The fp is publishing a series of articles on the Turks and Caicos Islands Protected Area System to increase public awareness and respect for the beauty and value of this "beautiful by nature" country.
The authors, marine ecologist Marsha Pardee and terrestrial ecologist Kathleen Wood, are long-time TCI residents and respected scientists in their fields.
Below are links to their articles, plus related news articles, documents and laws.
- 29/7/10: Chalk Sound National Park: Beauty and ecology
- 22/7/10: Protected Areas designations and differences
- 15/7/10: Long-term prosperity vs. short-term gain
- 8/7/10: Protected Areas save environment, generate revenue
- 5/8/10: Frenchman’s Creek: Prime real estate of TCI wetlands
Related news articles
- 1/7/10: Expert report warned about encroachment on protected areas

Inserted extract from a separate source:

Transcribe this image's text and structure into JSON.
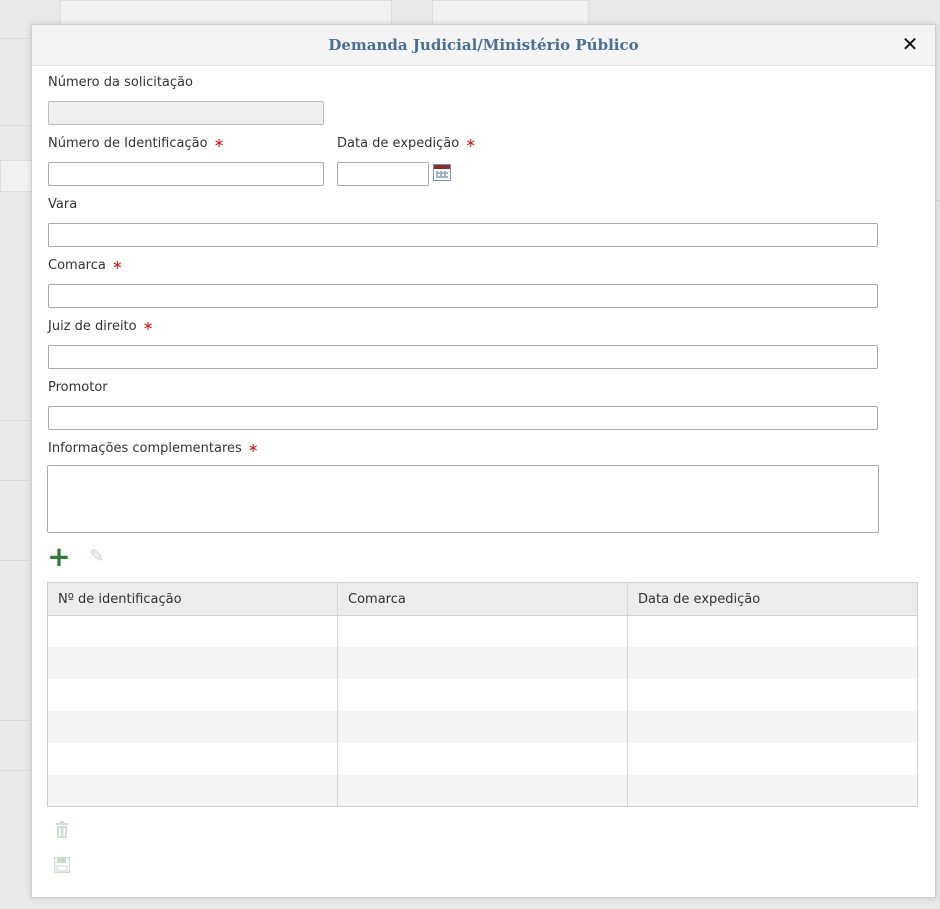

- 8/7/10: More than 250 lots carved in Provo parks
Links to environmental documents and laws